Most of the students' questions asked of me were typical.

  • How did you choose your female name?
  • Do you present as a woman all the time?
  • Does your spouse support you? Etcetera.

Then there were a couple of atypical questions.

  • What was your favorite time growing up? (The late 1960s.)
  • What was the weirdest question you were ever asked at outreach? (You just asked it.

Sometimes, I am a little nervous when I do outreach and come across as "sad" and/or "up tight," but on Tuesday, I was very comfortable and as a result, I was humorous and very effusive.

One student commented that I was "cute" in the way I told my story. Another commented about my prowess for walking in heels --- something she has yet to conquer. Still another came up to me after the class, gave me a big hug and said I was "very pretty."

So I guess I did good.





Source: DailyLook

Wearing DailyLook.






Contestants femulating in the 2014 Mr. CC-E womanless beauty pageant in Spencer, Iowa.


  1. well done Stana. Every little bit helps and I think that the younger generation is more plugged in and receptive to this issue than people like us who grew up in the 60's and 70's. Education helps build support and understanding!....good on you


  2. Stana,

    You did well doing good.

    Do you have a theory as to why these classes tend to have many more females than males in attendance? Have you ever asked the professor if she has a theory as to why the women greatly outnumber the men?

    There can be lots of good that comes from these classes. Folks like us appreciate being accepted and tolerated by women, especially the women in our lives. The women in your classes may now find themselves much more accepting if they find a TG male in their lives having had the experience of the seeing how moral, normal and well adjusted you are at these presentations.

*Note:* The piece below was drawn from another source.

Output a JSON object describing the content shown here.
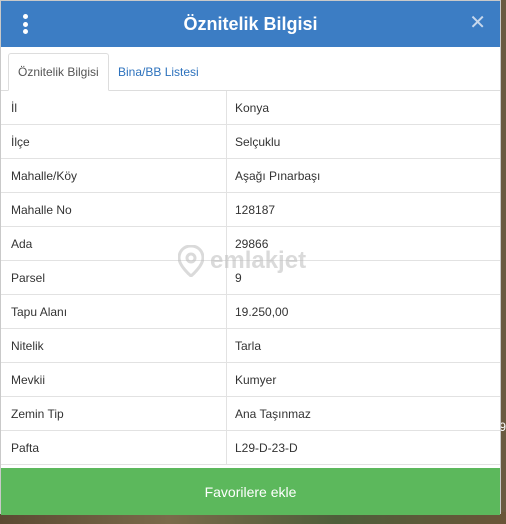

  3. Stana I wish the kids at Santa Clara asked more questionsof our group.